**Dataset records:**
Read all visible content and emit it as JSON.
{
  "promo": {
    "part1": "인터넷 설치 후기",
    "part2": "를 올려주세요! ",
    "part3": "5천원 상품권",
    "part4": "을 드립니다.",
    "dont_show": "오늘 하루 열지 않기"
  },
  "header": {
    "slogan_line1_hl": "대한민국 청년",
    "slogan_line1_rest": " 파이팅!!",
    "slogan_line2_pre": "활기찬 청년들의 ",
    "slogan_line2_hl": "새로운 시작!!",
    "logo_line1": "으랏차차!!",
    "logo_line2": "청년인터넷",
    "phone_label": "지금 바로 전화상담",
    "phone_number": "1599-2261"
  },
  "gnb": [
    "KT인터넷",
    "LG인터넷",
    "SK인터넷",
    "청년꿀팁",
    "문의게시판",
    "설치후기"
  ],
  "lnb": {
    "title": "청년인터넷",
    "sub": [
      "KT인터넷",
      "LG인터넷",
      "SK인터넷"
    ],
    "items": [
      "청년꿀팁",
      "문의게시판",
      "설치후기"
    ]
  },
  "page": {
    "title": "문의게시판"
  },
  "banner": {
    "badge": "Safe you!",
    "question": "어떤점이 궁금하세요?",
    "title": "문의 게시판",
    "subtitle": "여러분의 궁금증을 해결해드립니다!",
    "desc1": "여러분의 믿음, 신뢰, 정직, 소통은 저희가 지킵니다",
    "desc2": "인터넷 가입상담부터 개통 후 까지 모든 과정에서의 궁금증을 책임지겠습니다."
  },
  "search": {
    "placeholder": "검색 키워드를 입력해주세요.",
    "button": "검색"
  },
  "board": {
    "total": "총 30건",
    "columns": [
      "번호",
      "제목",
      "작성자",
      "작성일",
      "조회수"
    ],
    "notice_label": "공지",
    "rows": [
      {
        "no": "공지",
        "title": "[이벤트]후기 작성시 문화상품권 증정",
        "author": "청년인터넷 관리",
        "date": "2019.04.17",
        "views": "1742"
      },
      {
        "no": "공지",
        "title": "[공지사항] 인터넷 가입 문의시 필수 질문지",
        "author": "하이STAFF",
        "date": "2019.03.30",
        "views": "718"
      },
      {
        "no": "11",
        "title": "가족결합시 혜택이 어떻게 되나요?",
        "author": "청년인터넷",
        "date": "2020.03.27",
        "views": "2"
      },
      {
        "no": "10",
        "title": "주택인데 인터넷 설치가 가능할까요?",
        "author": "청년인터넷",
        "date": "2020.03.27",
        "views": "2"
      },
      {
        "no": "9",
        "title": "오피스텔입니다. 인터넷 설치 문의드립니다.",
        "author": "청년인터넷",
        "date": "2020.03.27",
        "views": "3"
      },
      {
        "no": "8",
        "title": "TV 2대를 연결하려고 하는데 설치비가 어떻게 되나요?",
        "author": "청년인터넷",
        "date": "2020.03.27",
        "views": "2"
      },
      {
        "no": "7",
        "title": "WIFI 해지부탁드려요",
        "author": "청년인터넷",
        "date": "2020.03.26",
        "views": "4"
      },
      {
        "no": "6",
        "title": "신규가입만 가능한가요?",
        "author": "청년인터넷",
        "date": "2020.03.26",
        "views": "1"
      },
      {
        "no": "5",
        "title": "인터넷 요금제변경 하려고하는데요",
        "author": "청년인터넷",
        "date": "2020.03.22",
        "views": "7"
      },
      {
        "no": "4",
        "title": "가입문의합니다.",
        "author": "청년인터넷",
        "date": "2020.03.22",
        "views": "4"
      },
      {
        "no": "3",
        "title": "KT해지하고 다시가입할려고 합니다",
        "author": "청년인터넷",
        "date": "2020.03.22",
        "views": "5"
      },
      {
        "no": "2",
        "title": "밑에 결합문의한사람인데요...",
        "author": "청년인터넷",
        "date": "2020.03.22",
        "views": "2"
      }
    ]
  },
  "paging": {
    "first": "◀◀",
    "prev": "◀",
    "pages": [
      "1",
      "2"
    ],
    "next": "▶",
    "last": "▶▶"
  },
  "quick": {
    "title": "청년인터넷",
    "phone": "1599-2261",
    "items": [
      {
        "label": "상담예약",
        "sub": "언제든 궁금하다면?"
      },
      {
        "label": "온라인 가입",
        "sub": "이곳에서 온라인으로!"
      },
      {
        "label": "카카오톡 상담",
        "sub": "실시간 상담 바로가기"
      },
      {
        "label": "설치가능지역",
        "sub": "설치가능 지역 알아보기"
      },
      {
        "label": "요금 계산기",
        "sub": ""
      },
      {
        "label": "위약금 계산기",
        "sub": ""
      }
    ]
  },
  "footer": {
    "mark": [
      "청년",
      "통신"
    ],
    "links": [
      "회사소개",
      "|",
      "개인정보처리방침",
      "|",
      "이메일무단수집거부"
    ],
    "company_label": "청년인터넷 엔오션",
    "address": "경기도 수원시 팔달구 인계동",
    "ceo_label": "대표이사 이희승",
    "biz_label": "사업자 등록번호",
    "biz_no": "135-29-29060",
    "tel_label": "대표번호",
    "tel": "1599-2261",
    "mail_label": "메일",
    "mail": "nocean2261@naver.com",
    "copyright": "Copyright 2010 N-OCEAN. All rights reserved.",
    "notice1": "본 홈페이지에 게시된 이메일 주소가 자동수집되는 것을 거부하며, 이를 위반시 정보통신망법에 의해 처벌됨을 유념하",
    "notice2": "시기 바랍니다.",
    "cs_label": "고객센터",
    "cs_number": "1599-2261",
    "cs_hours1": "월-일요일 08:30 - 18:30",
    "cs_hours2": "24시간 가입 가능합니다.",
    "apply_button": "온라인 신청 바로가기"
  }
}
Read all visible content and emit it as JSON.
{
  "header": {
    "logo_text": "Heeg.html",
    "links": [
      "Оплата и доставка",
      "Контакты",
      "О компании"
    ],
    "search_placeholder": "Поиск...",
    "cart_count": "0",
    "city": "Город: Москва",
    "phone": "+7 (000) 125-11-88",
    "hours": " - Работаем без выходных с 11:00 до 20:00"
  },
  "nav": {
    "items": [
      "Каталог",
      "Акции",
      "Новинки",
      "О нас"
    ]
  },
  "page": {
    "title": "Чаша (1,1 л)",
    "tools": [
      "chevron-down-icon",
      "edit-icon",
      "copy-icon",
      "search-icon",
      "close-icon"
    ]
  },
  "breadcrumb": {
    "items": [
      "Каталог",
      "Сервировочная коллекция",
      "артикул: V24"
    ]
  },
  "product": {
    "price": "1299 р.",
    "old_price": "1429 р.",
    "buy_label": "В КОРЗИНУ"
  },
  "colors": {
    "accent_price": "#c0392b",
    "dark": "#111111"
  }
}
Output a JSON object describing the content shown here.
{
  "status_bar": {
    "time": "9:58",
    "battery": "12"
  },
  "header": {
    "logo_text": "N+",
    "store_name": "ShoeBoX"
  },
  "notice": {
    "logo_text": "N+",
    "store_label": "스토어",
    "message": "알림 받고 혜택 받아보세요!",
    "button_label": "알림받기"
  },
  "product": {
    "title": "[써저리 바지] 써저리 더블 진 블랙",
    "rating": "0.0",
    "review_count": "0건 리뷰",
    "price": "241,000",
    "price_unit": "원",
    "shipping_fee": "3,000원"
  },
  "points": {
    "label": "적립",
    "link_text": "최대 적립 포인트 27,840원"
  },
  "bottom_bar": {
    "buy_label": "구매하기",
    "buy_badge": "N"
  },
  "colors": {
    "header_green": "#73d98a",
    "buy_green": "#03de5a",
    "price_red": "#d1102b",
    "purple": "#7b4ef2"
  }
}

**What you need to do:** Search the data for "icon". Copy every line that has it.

**Task solution:**
      "chevron-down-icon",
      "edit-icon",
      "copy-icon",
      "search-icon",
      "close-icon"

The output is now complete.